•        a scheme of arrangement

•        a company voluntary arrangement.

Companies will also need to consider the impact of applicable laws, rules and regulations and any competition, tax, accounting and pensions implications.

Type of equity interest


Any form of ‘equity’ interest may be used, such as ordinary shares, fixed coupon ordinary shares, preference shares or equity warrants.


In many cases the equity interest will try to replicate the terms of the debt facility (e.g. with respect to payment of interest/dividends and repayment date/redemption date), and it is common to create a new class of shares, such as preference shares.


Preference shares generally have some or all of the following features:

•        priority over all other classes of shares as to income and capital return, such as fixed preferential dividends and a fixed date for redemption

•        right to convert to ordinary shares in certain conditions, which can be seen as the ‘reward’ element of the debt for equity swap

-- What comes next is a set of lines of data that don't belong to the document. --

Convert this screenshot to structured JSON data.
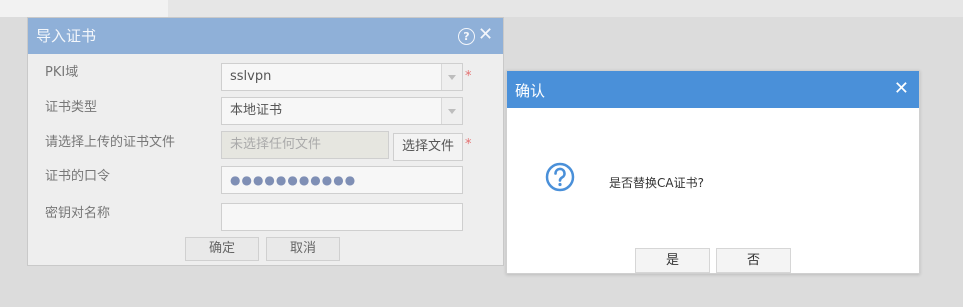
{
  "import_dialog": {
    "title": "导入证书",
    "help_icon": "question-circle-icon",
    "close_icon": "close-icon",
    "labels": {
      "pki_domain": "PKI域",
      "cert_type": "证书类型",
      "upload_file": "请选择上传的证书文件",
      "cert_password": "证书的口令",
      "key_pair_name": "密钥对名称"
    },
    "pki_domain_value": "sslvpn",
    "cert_type_value": "本地证书",
    "file_placeholder": "未选择任何文件",
    "choose_file_label": "选择文件",
    "password_mask": "●●●●●●●●●●●",
    "key_pair_value": "",
    "required_mark": "*",
    "ok_label": "确定",
    "cancel_label": "取消"
  },
  "confirm_dialog": {
    "title": "确认",
    "close_icon": "close-icon",
    "icon": "question-circle-icon",
    "message": "是否替换CA证书?",
    "yes_label": "是",
    "no_label": "否",
    "accent_color": "#4a90d9"
  }
}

•        veto rights over certain matters, such as actions that may result in dilution or variation of class rights

•        rights to appoint directors

•        restrictions on transferability

•        limited voting rights.

As dividends and redemption payments must be funded out of the company’s distributable reserves, consideration needs to be given to whether the company can service the preference share dividend and/or redemption obligations, and whether there are any dividend blocks within the group which need to be addressed (for example, by a capital reduction).

Equity in which entity?


Those parties involved will need to consider which entity will issue the equity interest. This may be the debtor entity, a parent of the debtor entity or a clean entity (such as a new holding or intermediate holding company requiring a more complex structure).

Which creditors can/will participate in the debt for equity swap?